Unfortunately, it closed down in 2006 after a long dispute between the club and the Bowery Residents’ Committee — the club’s owner, Hilly Kristal, was given a $91,000 bill from the group claiming he had become significantly behind in rent. Kristal says he had never been informed of the $19,000 monthly increase. Nevertheless, he was forced to close the legendary club’s doors for good.
Nowadays, Hollywood is quick to make a movie about a significant event before the dust settles — and CBGB is now a victim of that.

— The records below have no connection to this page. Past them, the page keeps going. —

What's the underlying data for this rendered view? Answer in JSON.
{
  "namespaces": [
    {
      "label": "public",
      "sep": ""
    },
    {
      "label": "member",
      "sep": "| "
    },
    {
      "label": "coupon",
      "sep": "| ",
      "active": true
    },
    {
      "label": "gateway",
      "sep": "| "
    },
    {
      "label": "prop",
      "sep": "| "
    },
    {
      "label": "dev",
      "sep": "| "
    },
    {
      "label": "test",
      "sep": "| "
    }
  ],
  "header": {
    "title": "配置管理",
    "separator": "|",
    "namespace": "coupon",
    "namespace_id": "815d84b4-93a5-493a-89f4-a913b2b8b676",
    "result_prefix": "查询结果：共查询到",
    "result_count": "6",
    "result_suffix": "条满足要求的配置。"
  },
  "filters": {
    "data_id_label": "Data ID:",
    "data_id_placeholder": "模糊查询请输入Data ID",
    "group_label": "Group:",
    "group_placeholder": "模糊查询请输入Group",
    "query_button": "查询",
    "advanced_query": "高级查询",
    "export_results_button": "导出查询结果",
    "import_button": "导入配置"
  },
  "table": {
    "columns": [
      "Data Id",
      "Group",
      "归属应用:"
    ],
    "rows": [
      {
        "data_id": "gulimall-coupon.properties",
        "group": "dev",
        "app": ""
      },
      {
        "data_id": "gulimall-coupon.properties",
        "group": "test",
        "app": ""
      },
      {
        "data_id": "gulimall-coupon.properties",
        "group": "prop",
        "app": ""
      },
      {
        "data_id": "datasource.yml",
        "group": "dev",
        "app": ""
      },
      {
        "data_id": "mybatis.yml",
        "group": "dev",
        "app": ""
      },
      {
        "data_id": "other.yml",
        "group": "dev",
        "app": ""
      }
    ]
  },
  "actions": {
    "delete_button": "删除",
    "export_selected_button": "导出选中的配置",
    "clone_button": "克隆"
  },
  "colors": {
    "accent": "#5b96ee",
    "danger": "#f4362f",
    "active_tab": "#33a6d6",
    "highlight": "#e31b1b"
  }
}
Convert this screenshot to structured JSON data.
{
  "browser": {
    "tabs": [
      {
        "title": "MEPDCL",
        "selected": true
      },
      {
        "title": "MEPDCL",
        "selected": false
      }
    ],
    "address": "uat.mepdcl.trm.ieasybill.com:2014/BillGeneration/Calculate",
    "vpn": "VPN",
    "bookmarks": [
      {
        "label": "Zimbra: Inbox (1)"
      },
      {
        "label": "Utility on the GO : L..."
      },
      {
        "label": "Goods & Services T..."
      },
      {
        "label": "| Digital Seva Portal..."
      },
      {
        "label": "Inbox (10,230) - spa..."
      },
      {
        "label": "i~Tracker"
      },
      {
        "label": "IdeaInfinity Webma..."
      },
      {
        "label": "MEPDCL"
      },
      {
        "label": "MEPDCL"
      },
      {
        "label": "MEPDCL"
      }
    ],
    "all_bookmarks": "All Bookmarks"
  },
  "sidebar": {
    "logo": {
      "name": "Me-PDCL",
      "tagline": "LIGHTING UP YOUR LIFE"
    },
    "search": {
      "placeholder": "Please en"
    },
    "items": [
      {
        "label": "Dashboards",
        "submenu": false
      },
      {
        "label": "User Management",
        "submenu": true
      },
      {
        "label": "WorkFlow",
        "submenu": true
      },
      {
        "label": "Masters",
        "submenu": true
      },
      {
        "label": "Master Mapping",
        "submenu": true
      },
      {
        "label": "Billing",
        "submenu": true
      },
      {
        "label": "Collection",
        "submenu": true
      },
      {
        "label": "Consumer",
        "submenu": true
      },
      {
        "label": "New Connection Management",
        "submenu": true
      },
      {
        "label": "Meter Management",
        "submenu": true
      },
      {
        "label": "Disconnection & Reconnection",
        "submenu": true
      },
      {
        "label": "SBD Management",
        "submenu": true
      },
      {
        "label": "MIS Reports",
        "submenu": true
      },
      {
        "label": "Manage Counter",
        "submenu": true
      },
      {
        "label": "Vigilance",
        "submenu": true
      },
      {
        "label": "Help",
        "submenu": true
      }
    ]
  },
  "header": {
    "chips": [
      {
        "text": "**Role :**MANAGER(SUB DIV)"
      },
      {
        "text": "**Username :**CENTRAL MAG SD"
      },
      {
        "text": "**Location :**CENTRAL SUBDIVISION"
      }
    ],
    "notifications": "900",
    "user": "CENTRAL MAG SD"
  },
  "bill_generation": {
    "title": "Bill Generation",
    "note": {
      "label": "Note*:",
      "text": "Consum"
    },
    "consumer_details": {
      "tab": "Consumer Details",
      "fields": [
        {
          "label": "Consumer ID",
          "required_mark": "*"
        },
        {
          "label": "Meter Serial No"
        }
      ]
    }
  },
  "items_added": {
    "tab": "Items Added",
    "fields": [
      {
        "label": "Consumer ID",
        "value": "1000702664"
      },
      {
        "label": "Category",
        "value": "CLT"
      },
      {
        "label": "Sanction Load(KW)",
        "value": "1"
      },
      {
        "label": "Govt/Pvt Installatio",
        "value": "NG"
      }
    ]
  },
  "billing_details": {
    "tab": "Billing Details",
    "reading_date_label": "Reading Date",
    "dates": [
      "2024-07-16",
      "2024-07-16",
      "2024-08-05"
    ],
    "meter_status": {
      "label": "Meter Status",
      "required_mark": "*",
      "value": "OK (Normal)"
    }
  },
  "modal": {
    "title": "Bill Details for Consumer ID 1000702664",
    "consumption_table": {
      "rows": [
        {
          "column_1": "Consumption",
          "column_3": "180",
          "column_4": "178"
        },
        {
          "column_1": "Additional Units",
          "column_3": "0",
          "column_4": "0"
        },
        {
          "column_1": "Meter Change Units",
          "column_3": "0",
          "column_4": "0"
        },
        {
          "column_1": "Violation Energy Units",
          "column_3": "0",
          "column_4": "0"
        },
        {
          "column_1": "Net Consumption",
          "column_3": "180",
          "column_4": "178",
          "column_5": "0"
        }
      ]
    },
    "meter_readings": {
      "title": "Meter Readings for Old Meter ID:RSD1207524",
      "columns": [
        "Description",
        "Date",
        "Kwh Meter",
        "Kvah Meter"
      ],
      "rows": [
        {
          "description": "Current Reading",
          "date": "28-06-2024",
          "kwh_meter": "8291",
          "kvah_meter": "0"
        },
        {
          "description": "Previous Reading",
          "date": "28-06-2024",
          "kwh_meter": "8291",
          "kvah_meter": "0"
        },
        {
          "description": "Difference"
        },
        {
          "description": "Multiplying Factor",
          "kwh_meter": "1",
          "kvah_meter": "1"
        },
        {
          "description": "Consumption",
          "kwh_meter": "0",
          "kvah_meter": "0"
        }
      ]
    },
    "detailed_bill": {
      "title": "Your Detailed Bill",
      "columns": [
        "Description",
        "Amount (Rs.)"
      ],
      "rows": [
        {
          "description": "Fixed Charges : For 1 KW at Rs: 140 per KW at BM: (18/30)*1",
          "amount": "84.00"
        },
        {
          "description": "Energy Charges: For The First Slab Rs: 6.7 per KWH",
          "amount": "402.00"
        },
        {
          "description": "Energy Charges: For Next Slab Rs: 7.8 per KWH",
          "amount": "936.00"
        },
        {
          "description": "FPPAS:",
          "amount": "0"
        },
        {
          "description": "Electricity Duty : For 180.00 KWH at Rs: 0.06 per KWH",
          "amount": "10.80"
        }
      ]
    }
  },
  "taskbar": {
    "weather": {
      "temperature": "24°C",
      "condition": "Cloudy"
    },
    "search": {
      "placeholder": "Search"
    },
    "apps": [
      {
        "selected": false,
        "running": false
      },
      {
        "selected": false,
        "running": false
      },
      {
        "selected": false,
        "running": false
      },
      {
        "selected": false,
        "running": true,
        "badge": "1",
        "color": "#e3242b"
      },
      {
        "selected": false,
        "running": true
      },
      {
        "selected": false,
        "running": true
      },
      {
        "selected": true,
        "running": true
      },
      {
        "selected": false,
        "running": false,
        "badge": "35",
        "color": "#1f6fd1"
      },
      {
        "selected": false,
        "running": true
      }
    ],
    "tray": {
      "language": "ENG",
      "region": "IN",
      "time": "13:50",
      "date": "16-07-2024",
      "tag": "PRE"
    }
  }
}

I’m sure the story of CBGB would make a great book — or even a great documentary. But the second you ask actors to play Joey Ramone, Richard Hell or Lux Interior, your chances of churning out a film that most people will be able to stomach diminishes rapidly. These types of real-life characters cannot be recreated. And if you have the patience to sit through the new trailer for CBGB, I think you will understand why.
By the way, I am not certain, but I think they cast Taylor Hawkins of the Foo Fighters to play Iggy Pop.
The movie is slated to open October 11th — whether it goes straight to DVD is unknown.
-Chris Coyle, JACK Seattle